**DATA RECORDS**
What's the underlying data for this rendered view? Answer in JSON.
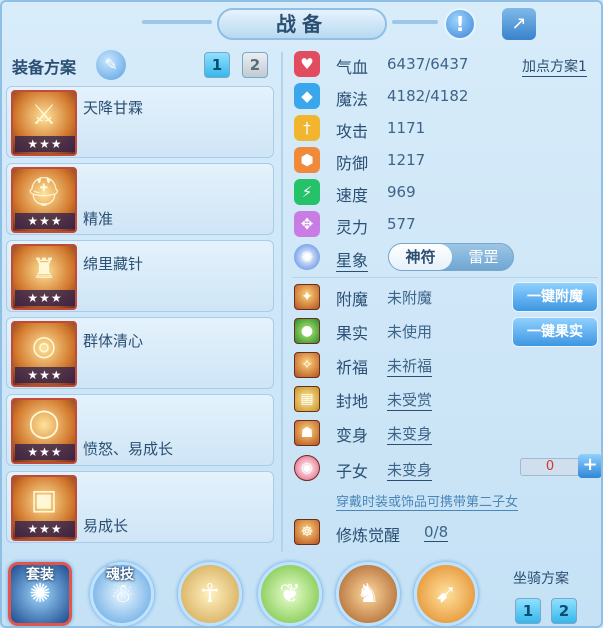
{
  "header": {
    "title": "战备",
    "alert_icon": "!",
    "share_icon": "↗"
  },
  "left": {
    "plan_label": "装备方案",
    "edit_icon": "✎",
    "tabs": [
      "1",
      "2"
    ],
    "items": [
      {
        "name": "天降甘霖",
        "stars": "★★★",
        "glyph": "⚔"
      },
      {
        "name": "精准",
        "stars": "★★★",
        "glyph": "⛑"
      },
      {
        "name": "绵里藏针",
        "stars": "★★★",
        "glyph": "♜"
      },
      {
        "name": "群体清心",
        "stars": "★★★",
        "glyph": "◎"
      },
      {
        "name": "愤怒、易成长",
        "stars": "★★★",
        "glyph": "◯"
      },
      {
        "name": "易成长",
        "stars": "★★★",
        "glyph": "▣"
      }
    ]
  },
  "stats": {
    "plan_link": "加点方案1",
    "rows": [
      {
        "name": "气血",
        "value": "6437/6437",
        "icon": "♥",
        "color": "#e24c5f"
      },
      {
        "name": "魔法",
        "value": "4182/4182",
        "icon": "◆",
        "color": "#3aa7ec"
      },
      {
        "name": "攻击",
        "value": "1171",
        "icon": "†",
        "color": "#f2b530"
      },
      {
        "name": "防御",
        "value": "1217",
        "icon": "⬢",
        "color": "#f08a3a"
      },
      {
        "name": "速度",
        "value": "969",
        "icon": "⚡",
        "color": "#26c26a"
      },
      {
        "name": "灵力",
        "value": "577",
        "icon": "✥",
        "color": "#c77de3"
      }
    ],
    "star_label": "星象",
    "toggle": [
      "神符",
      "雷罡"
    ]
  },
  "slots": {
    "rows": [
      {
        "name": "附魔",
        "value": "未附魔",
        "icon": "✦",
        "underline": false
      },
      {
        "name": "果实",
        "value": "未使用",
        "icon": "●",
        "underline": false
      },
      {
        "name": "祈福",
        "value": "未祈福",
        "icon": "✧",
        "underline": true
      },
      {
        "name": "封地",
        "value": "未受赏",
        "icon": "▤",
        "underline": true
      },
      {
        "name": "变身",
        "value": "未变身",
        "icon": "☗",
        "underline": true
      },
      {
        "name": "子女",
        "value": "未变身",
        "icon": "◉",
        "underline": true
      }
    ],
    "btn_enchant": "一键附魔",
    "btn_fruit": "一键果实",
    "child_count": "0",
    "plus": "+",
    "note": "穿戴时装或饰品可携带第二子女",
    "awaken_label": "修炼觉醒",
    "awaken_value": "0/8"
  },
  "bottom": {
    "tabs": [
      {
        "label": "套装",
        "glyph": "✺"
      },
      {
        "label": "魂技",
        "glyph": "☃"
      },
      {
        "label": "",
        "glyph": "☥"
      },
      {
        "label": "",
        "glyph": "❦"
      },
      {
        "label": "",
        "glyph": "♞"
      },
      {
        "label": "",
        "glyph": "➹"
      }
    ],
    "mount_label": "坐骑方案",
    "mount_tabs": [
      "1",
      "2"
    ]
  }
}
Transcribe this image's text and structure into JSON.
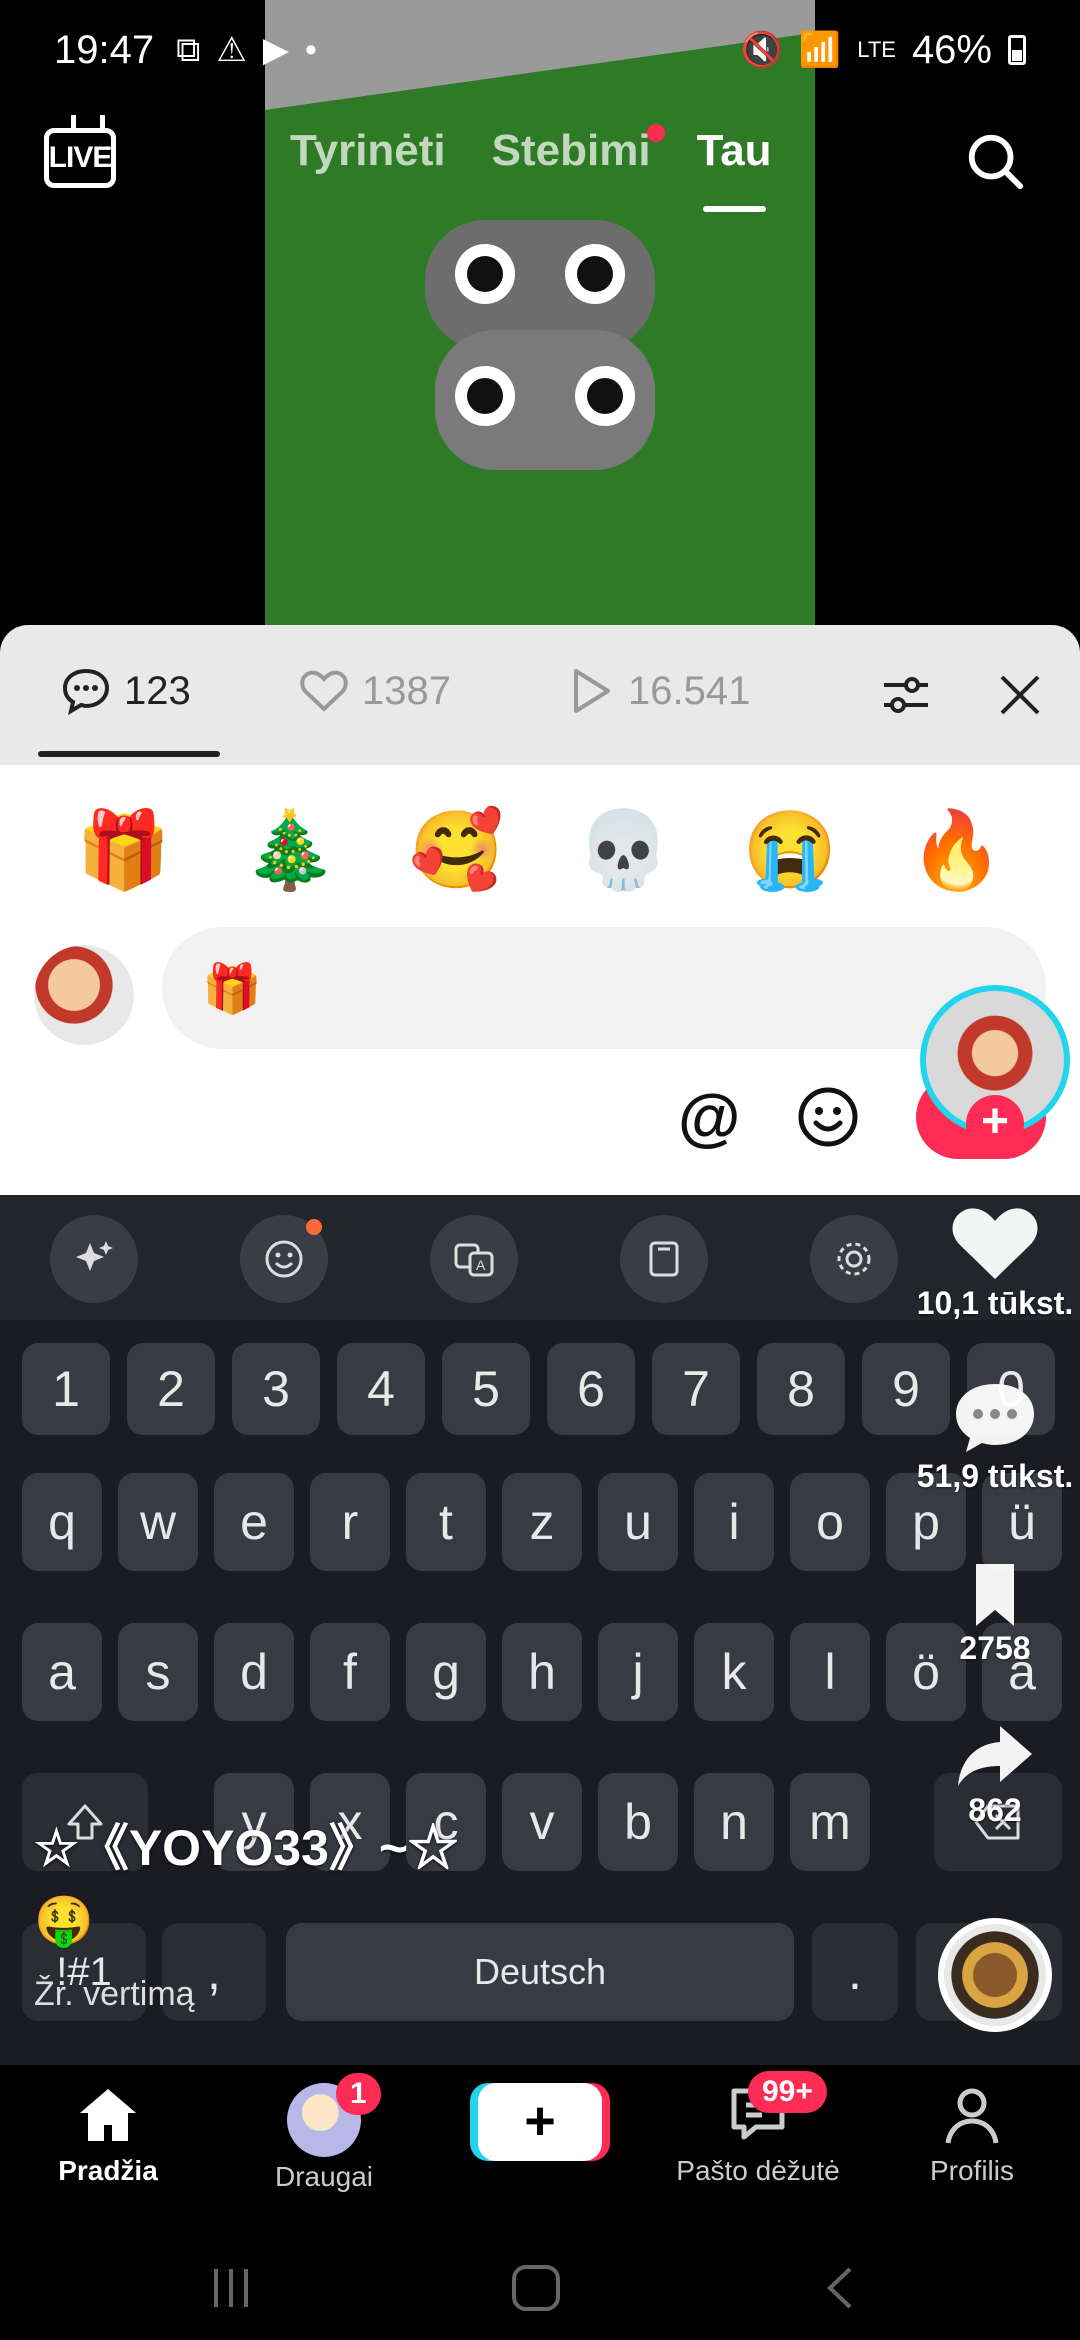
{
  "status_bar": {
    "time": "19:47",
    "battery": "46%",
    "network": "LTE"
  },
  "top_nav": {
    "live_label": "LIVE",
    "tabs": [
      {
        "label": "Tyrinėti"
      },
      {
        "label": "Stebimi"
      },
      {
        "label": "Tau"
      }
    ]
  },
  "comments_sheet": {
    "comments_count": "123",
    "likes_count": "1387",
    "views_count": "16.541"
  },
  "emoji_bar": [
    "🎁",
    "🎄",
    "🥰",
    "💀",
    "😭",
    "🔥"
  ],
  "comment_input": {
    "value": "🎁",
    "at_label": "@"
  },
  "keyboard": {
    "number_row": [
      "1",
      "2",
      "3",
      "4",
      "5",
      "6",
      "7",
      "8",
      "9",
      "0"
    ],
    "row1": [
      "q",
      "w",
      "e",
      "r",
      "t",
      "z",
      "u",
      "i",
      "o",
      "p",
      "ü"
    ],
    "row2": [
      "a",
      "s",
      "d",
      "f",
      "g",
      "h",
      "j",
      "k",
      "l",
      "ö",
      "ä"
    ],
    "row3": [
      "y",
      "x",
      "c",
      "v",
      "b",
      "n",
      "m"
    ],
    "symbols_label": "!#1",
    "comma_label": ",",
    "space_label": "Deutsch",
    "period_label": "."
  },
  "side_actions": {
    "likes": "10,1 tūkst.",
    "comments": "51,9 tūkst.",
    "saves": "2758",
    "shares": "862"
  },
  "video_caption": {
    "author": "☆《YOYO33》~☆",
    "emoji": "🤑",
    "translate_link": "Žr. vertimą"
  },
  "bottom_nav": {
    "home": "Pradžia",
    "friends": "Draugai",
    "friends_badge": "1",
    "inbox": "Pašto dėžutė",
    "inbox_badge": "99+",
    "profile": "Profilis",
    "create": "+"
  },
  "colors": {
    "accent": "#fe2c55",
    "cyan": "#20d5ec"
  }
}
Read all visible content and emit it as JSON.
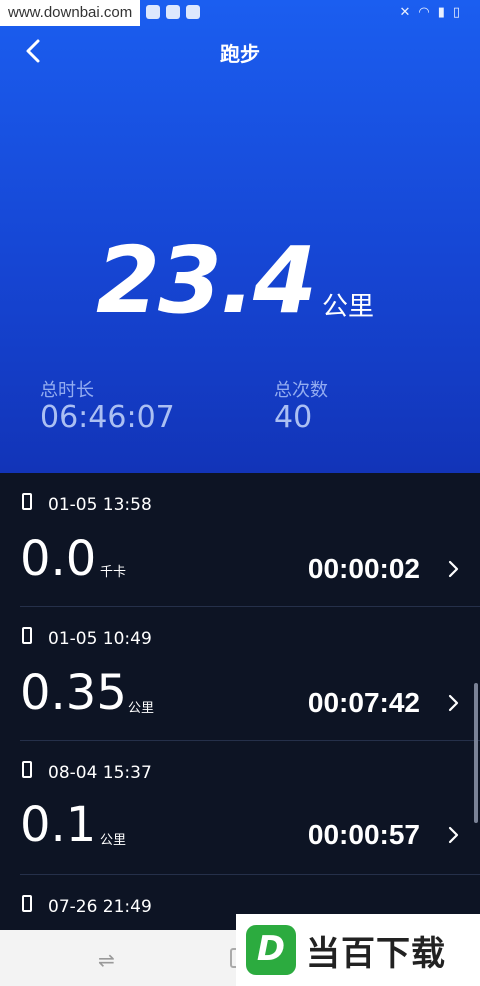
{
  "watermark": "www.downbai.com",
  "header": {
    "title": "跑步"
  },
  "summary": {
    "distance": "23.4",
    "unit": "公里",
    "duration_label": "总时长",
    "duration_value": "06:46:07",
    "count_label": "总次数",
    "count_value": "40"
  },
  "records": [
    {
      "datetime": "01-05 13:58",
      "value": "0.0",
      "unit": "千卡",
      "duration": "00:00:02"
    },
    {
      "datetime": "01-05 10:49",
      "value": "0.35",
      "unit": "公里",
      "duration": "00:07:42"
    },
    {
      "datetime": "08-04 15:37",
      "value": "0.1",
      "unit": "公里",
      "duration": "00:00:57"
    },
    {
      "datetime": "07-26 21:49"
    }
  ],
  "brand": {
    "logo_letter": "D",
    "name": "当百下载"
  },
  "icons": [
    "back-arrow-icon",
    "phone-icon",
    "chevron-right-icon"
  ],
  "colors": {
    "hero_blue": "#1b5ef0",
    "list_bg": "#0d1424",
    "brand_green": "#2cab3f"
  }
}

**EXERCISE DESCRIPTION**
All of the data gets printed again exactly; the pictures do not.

**WRITTEN ANSWER**
What's the underlying data for this rendered view? Answer in JSON.
{
  "header": {
    "title": "战备",
    "alert_icon": "!",
    "share_icon": "↗"
  },
  "left": {
    "plan_label": "装备方案",
    "edit_icon": "✎",
    "tabs": [
      "1",
      "2"
    ],
    "items": [
      {
        "name": "天降甘霖",
        "stars": "★★★",
        "glyph": "⚔"
      },
      {
        "name": "精准",
        "stars": "★★★",
        "glyph": "⛑"
      },
      {
        "name": "绵里藏针",
        "stars": "★★★",
        "glyph": "♜"
      },
      {
        "name": "群体清心",
        "stars": "★★★",
        "glyph": "◎"
      },
      {
        "name": "愤怒、易成长",
        "stars": "★★★",
        "glyph": "◯"
      },
      {
        "name": "易成长",
        "stars": "★★★",
        "glyph": "▣"
      }
    ]
  },
  "stats": {
    "plan_link": "加点方案1",
    "rows": [
      {
        "name": "气血",
        "value": "6437/6437",
        "icon": "♥",
        "color": "#e24c5f"
      },
      {
        "name": "魔法",
        "value": "4182/4182",
        "icon": "◆",
        "color": "#3aa7ec"
      },
      {
        "name": "攻击",
        "value": "1171",
        "icon": "†",
        "color": "#f2b530"
      },
      {
        "name": "防御",
        "value": "1217",
        "icon": "⬢",
        "color": "#f08a3a"
      },
      {
        "name": "速度",
        "value": "969",
        "icon": "⚡",
        "color": "#26c26a"
      },
      {
        "name": "灵力",
        "value": "577",
        "icon": "✥",
        "color": "#c77de3"
      }
    ],
    "star_label": "星象",
    "toggle": [
      "神符",
      "雷罡"
    ]
  },
  "slots": {
    "rows": [
      {
        "name": "附魔",
        "value": "未附魔",
        "icon": "✦",
        "underline": false
      },
      {
        "name": "果实",
        "value": "未使用",
        "icon": "●",
        "underline": false
      },
      {
        "name": "祈福",
        "value": "未祈福",
        "icon": "✧",
        "underline": true
      },
      {
        "name": "封地",
        "value": "未受赏",
        "icon": "▤",
        "underline": true
      },
      {
        "name": "变身",
        "value": "未变身",
        "icon": "☗",
        "underline": true
      },
      {
        "name": "子女",
        "value": "未变身",
        "icon": "◉",
        "underline": true
      }
    ],
    "btn_enchant": "一键附魔",
    "btn_fruit": "一键果实",
    "child_count": "0",
    "plus": "+",
    "note": "穿戴时装或饰品可携带第二子女",
    "awaken_label": "修炼觉醒",
    "awaken_value": "0/8"
  },
  "bottom": {
    "tabs": [
      {
        "label": "套装",
        "glyph": "✺"
      },
      {
        "label": "魂技",
        "glyph": "☃"
      },
      {
        "label": "",
        "glyph": "☥"
      },
      {
        "label": "",
        "glyph": "❦"
      },
      {
        "label": "",
        "glyph": "♞"
      },
      {
        "label": "",
        "glyph": "➹"
      }
    ],
    "mount_label": "坐骑方案",
    "mount_tabs": [
      "1",
      "2"
    ]
  }
}
Transcribe this image's text and structure into JSON.
{
  "status_bar": {
    "time": "19:47",
    "battery": "46%",
    "network": "LTE"
  },
  "top_nav": {
    "live_label": "LIVE",
    "tabs": [
      {
        "label": "Tyrinėti"
      },
      {
        "label": "Stebimi"
      },
      {
        "label": "Tau"
      }
    ]
  },
  "comments_sheet": {
    "comments_count": "123",
    "likes_count": "1387",
    "views_count": "16.541"
  },
  "emoji_bar": [
    "🎁",
    "🎄",
    "🥰",
    "💀",
    "😭",
    "🔥"
  ],
  "comment_input": {
    "value": "🎁",
    "at_label": "@"
  },
  "keyboard": {
    "number_row": [
      "1",
      "2",
      "3",
      "4",
      "5",
      "6",
      "7",
      "8",
      "9",
      "0"
    ],
    "row1": [
      "q",
      "w",
      "e",
      "r",
      "t",
      "z",
      "u",
      "i",
      "o",
      "p",
      "ü"
    ],
    "row2": [
      "a",
      "s",
      "d",
      "f",
      "g",
      "h",
      "j",
      "k",
      "l",
      "ö",
      "ä"
    ],
    "row3": [
      "y",
      "x",
      "c",
      "v",
      "b",
      "n",
      "m"
    ],
    "symbols_label": "!#1",
    "comma_label": ",",
    "space_label": "Deutsch",
    "period_label": "."
  },
  "side_actions": {
    "likes": "10,1 tūkst.",
    "comments": "51,9 tūkst.",
    "saves": "2758",
    "shares": "862"
  },
  "video_caption": {
    "author": "☆《YOYO33》~☆",
    "emoji": "🤑",
    "translate_link": "Žr. vertimą"
  },
  "bottom_nav": {
    "home": "Pradžia",
    "friends": "Draugai",
    "friends_badge": "1",
    "inbox": "Pašto dėžutė",
    "inbox_badge": "99+",
    "profile": "Profilis",
    "create": "+"
  },
  "colors": {
    "accent": "#fe2c55",
    "cyan": "#20d5ec"
  }
}
Read all visible content and emit it as JSON.
{
  "watermark": "www.downbai.com",
  "header": {
    "title": "跑步"
  },
  "summary": {
    "distance": "23.4",
    "unit": "公里",
    "duration_label": "总时长",
    "duration_value": "06:46:07",
    "count_label": "总次数",
    "count_value": "40"
  },
  "records": [
    {
      "datetime": "01-05 13:58",
      "value": "0.0",
      "unit": "千卡",
      "duration": "00:00:02"
    },
    {
      "datetime": "01-05 10:49",
      "value": "0.35",
      "unit": "公里",
      "duration": "00:07:42"
    },
    {
      "datetime": "08-04 15:37",
      "value": "0.1",
      "unit": "公里",
      "duration": "00:00:57"
    },
    {
      "datetime": "07-26 21:49"
    }
  ],
  "brand": {
    "logo_letter": "D",
    "name": "当百下载"
  },
  "icons": [
    "back-arrow-icon",
    "phone-icon",
    "chevron-right-icon"
  ],
  "colors": {
    "hero_blue": "#1b5ef0",
    "list_bg": "#0d1424",
    "brand_green": "#2cab3f"
  }
}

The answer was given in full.